Many developing countries adopt a real exchange rate target, most often to avoid losses in competitiveness. Such policies are usually referred to as “purchasing power parity (PPP) rules,” and episodes of PPP rules can be documented for Brazil, Chile, and Colombia, among others. For all its practical and policy relevance, there is relatively little analytical work, and even less econometric work, on real exchange rate targeting. This paper focuses on two key questions in analyzing real exchange rate targeting. First, what are the inflationary consequences of giving up a nominal anchor? Second, can money provide the needed nominal anchor if capital is less than perfectly mobile?
The paper analyzes the two questions in the context of a simple, neoclassical, optimizing model. It then tests the main implication of the model for Brazil, Chile, and Colombia and provides empirical evidence that supports the arguments in Lizondo (1991, 1993) and Montiel and Ostry (1991, 1992).
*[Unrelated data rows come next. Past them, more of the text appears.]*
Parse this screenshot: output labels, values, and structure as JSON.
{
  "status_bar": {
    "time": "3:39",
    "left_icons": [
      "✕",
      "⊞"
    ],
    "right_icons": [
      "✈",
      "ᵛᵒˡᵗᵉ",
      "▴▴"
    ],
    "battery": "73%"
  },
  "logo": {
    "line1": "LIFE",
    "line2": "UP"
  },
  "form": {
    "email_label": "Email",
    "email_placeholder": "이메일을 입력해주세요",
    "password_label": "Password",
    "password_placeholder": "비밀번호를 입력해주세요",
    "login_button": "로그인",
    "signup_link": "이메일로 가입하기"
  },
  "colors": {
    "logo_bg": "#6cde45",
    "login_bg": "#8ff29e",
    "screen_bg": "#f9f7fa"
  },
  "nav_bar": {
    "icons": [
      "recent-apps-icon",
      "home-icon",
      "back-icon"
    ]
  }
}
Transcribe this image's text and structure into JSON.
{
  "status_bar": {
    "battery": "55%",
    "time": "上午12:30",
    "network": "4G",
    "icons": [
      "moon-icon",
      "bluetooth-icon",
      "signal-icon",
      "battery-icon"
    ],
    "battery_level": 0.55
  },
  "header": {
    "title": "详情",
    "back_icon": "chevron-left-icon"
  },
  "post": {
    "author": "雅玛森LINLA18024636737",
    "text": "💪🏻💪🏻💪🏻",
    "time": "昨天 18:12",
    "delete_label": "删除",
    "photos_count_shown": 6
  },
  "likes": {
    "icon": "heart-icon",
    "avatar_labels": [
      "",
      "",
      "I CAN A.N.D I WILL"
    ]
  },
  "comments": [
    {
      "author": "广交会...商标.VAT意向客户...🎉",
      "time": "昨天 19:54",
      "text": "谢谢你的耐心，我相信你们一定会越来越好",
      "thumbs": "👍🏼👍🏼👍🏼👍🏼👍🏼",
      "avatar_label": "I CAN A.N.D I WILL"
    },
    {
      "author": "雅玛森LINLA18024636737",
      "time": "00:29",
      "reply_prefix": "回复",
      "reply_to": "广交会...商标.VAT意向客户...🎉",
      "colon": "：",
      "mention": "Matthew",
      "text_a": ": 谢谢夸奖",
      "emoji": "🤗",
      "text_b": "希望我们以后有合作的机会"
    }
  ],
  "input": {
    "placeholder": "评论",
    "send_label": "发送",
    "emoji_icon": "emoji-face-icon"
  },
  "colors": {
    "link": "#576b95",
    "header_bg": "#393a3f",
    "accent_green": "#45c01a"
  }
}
The analysis uses a representative-consumer, cash-in-advance model with flexible prices. It is shown that, in the absence of fiscal policy, the steady-state real exchange rate is independent of (permanent) changes in the rate of devaluation. Hence, policymakers can hope to target the real exchange rate for only a limited period of time.
Under perfect capital mobility, a more depreciated level of the real exchange rate can be achieved by generating higher inflation today than in the future. Numerical simulations of the model suggest that, since the intertemporal elasticity of substitution for most developing countries is low, the inflationary effects of real exchange rate targeting might be substantial.
Under no capital mobility, the paper shows that a temporary depreciation of the real exchange rate can be achieved without inflation. However, the domestic real interest rate will rise and keep increasing as long as the real exchange rate remains at its depreciated level. Again, simulations of the model indicate that the rise in the domestic real interest rate may be substantial. In sum, the model suggests that real exchange rate targeting will lead to some combination of higher inflation and high domestic real interest rates.
The empirical section of the paper assesses the relative importance of temporary shocks to the real exchange rate for Brazil, Chile, and Colombia. In all three countries considered, it is found that temporary shocks account for a sizable share of the variance of real exchange rate (between 43 and 62 percent). The paper also finds that in all three cases the correlation has the expected sign and is statistically different from zero, with values ranging from 0.26 to 0.42. Finally, the paper provides evidence on the long-run relationship between revenues from the inflation tax and the real exchange rate. The results suggest an indirect link between the two via wealth effects.